── Records for the exercise ──
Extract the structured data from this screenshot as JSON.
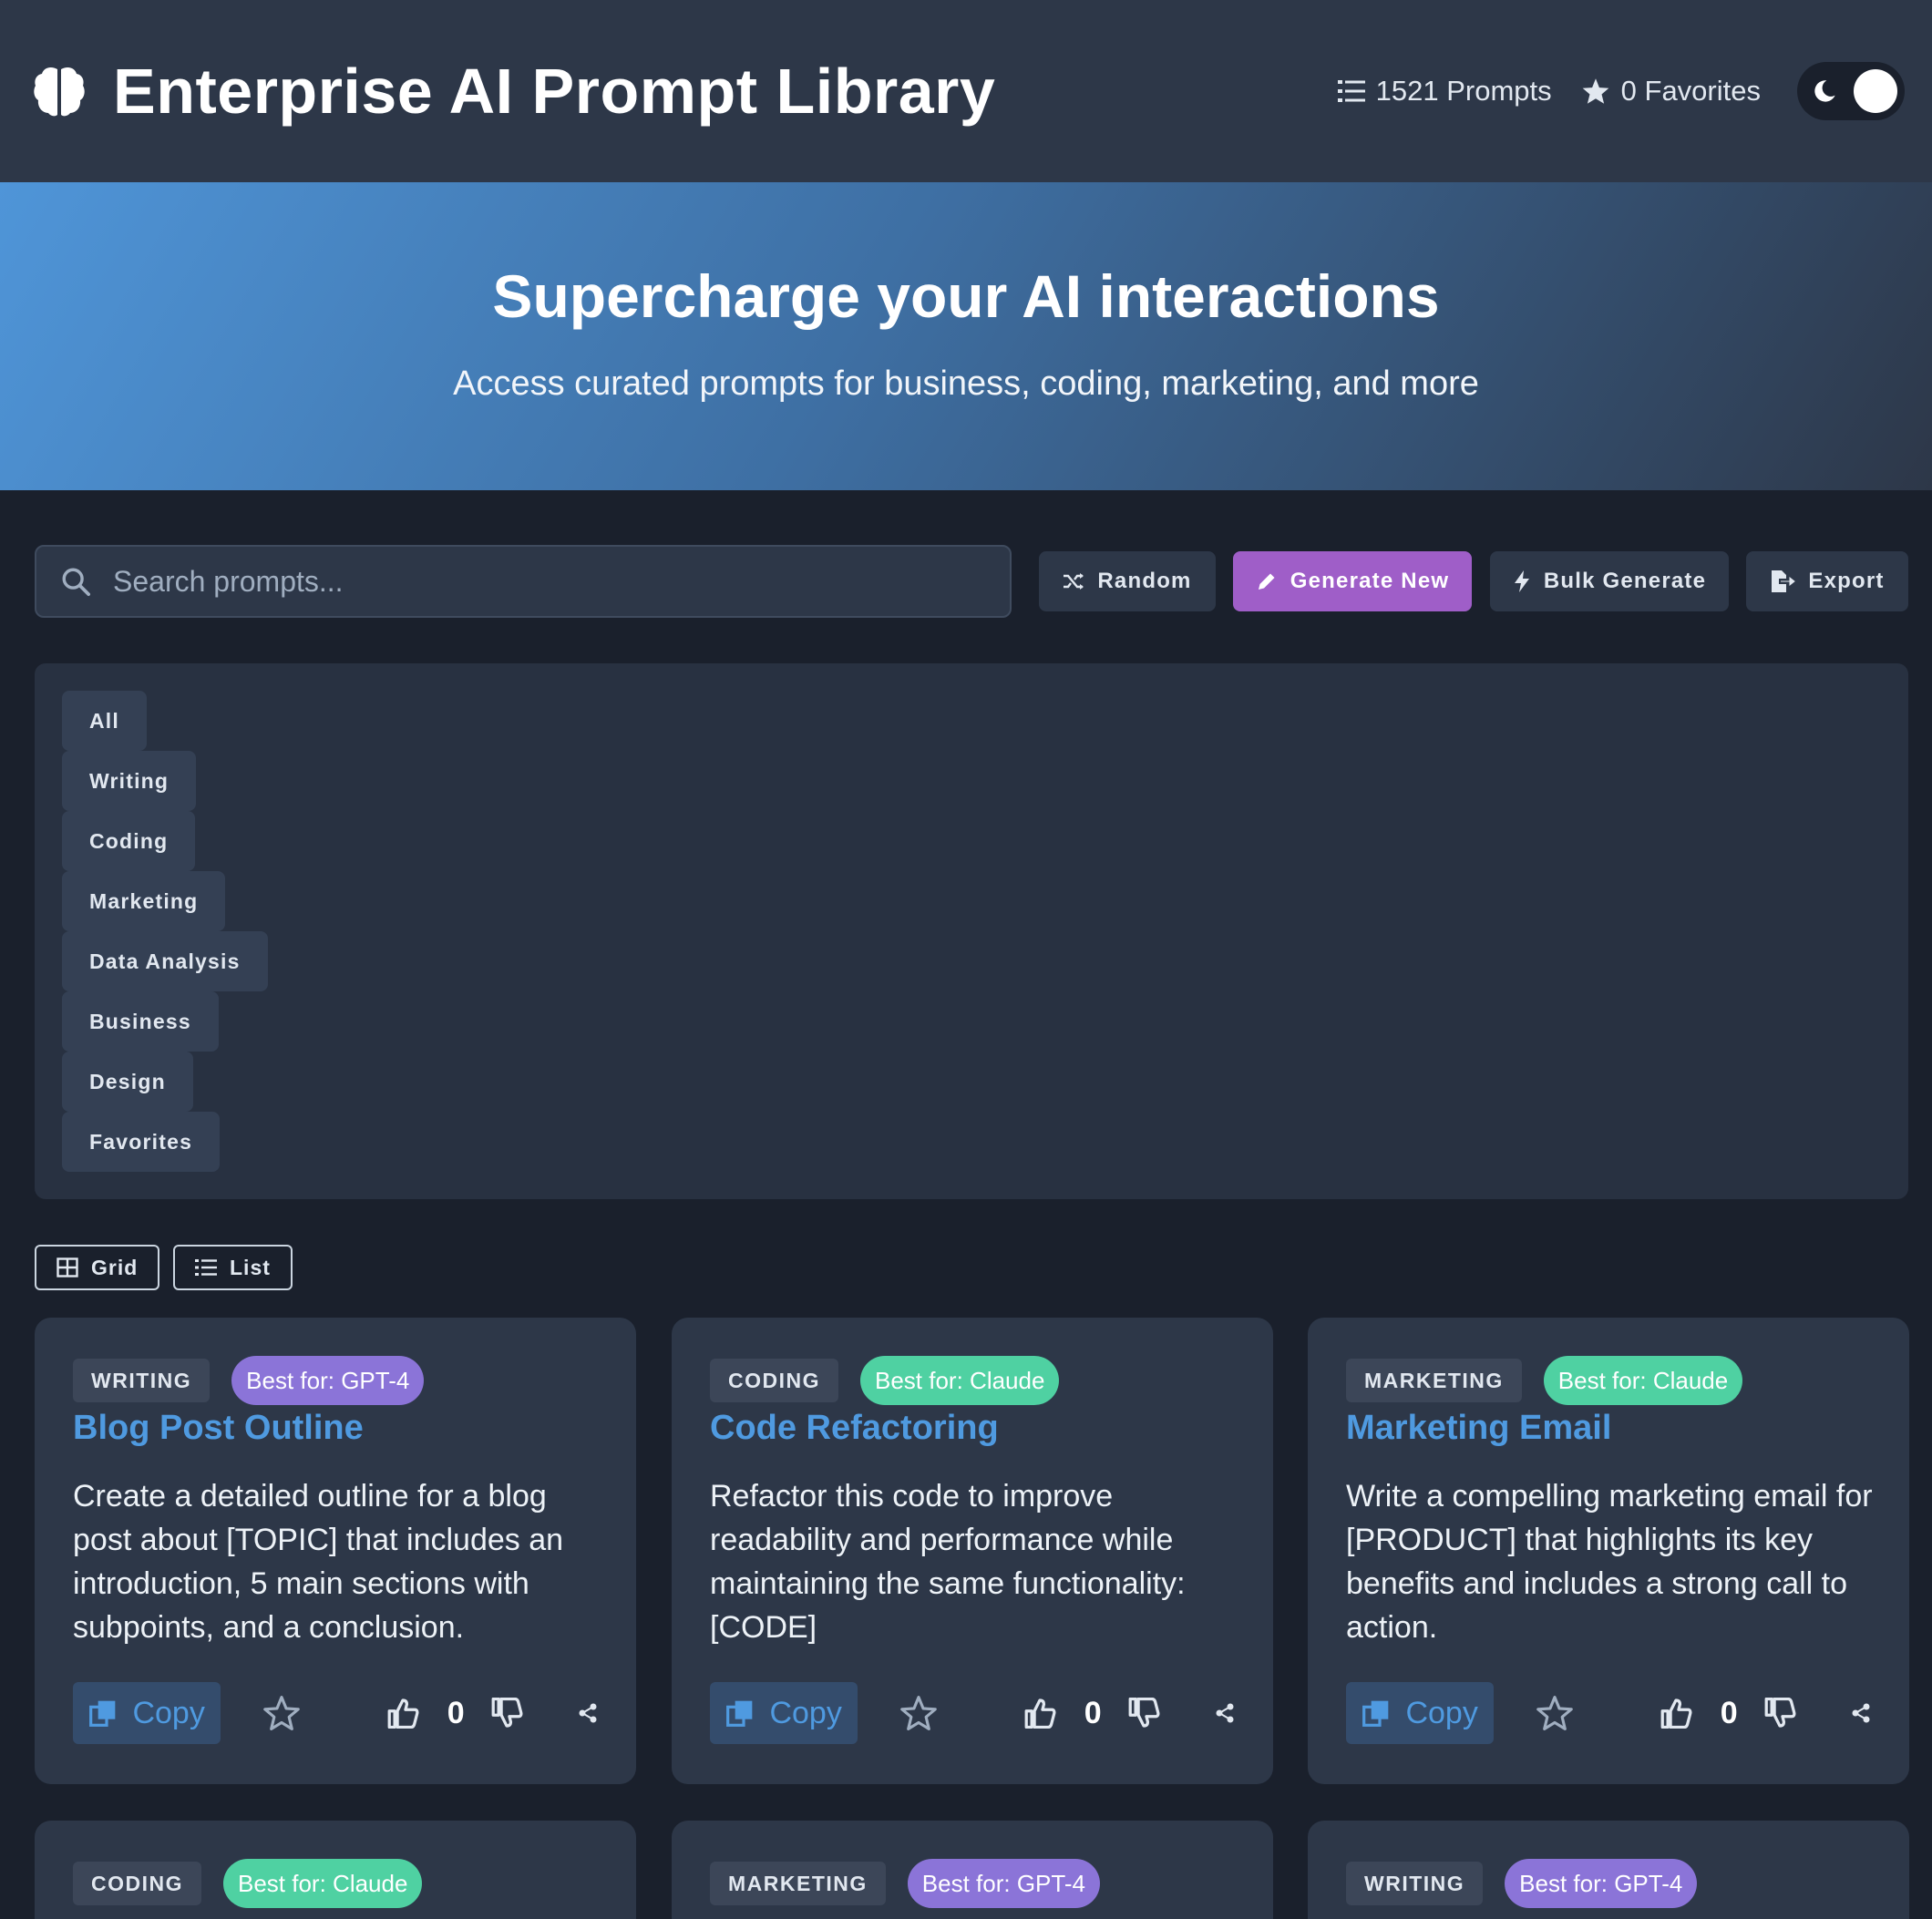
{
  "header": {
    "title": "Enterprise AI Prompt Library",
    "prompt_count": "1521 Prompts",
    "favorites_count": "0 Favorites",
    "logo_icon": "brain-icon"
  },
  "hero": {
    "title": "Supercharge your AI interactions",
    "subtitle": "Access curated prompts for business, coding, marketing, and more"
  },
  "toolbar": {
    "search_placeholder": "Search prompts...",
    "random_label": "Random",
    "generate_label": "Generate New",
    "bulk_label": "Bulk Generate",
    "export_label": "Export"
  },
  "categories": [
    "All",
    "Writing",
    "Coding",
    "Marketing",
    "Data Analysis",
    "Business",
    "Design",
    "Favorites"
  ],
  "view": {
    "grid_label": "Grid",
    "list_label": "List"
  },
  "cards": [
    {
      "category": "WRITING",
      "model": "Best for: GPT-4",
      "model_type": "gpt",
      "title": "Blog Post Outline",
      "text": "Create a detailed outline for a blog post about [TOPIC] that includes an introduction, 5 main sections with subpoints, and a conclusion.",
      "copy_label": "Copy",
      "votes": "0"
    },
    {
      "category": "CODING",
      "model": "Best for: Claude",
      "model_type": "claude",
      "title": "Code Refactoring",
      "text": "Refactor this code to improve readability and performance while maintaining the same functionality: [CODE]",
      "copy_label": "Copy",
      "votes": "0"
    },
    {
      "category": "MARKETING",
      "model": "Best for: Claude",
      "model_type": "claude",
      "title": "Marketing Email",
      "text": "Write a compelling marketing email for [PRODUCT] that highlights its key benefits and includes a strong call to action.",
      "copy_label": "Copy",
      "votes": "0"
    },
    {
      "category": "CODING",
      "model": "Best for: Claude",
      "model_type": "claude"
    },
    {
      "category": "MARKETING",
      "model": "Best for: GPT-4",
      "model_type": "gpt"
    },
    {
      "category": "WRITING",
      "model": "Best for: GPT-4",
      "model_type": "gpt"
    }
  ],
  "colors": {
    "background": "#1a202c",
    "surface": "#2d3748",
    "accent_blue": "#4f9ae0",
    "generate_purple": "#9f5ec8",
    "gpt_badge": "#8b74d8",
    "claude_badge": "#4fd1a2"
  }
}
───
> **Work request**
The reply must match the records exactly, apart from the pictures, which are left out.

> **Response below**
Extract the structured data from this screenshot as JSON.
{
  "header": {
    "title": "Enterprise AI Prompt Library",
    "prompt_count": "1521 Prompts",
    "favorites_count": "0 Favorites",
    "logo_icon": "brain-icon"
  },
  "hero": {
    "title": "Supercharge your AI interactions",
    "subtitle": "Access curated prompts for business, coding, marketing, and more"
  },
  "toolbar": {
    "search_placeholder": "Search prompts...",
    "random_label": "Random",
    "generate_label": "Generate New",
    "bulk_label": "Bulk Generate",
    "export_label": "Export"
  },
  "categories": [
    "All",
    "Writing",
    "Coding",
    "Marketing",
    "Data Analysis",
    "Business",
    "Design",
    "Favorites"
  ],
  "view": {
    "grid_label": "Grid",
    "list_label": "List"
  },
  "cards": [
    {
      "category": "WRITING",
      "model": "Best for: GPT-4",
      "model_type": "gpt",
      "title": "Blog Post Outline",
      "text": "Create a detailed outline for a blog post about [TOPIC] that includes an introduction, 5 main sections with subpoints, and a conclusion.",
      "copy_label": "Copy",
      "votes": "0"
    },
    {
      "category": "CODING",
      "model": "Best for: Claude",
      "model_type": "claude",
      "title": "Code Refactoring",
      "text": "Refactor this code to improve readability and performance while maintaining the same functionality: [CODE]",
      "copy_label": "Copy",
      "votes": "0"
    },
    {
      "category": "MARKETING",
      "model": "Best for: Claude",
      "model_type": "claude",
      "title": "Marketing Email",
      "text": "Write a compelling marketing email for [PRODUCT] that highlights its key benefits and includes a strong call to action.",
      "copy_label": "Copy",
      "votes": "0"
    },
    {
      "category": "CODING",
      "model": "Best for: Claude",
      "model_type": "claude"
    },
    {
      "category": "MARKETING",
      "model": "Best for: GPT-4",
      "model_type": "gpt"
    },
    {
      "category": "WRITING",
      "model": "Best for: GPT-4",
      "model_type": "gpt"
    }
  ],
  "colors": {
    "background": "#1a202c",
    "surface": "#2d3748",
    "accent_blue": "#4f9ae0",
    "generate_purple": "#9f5ec8",
    "gpt_badge": "#8b74d8",
    "claude_badge": "#4fd1a2"
  }
}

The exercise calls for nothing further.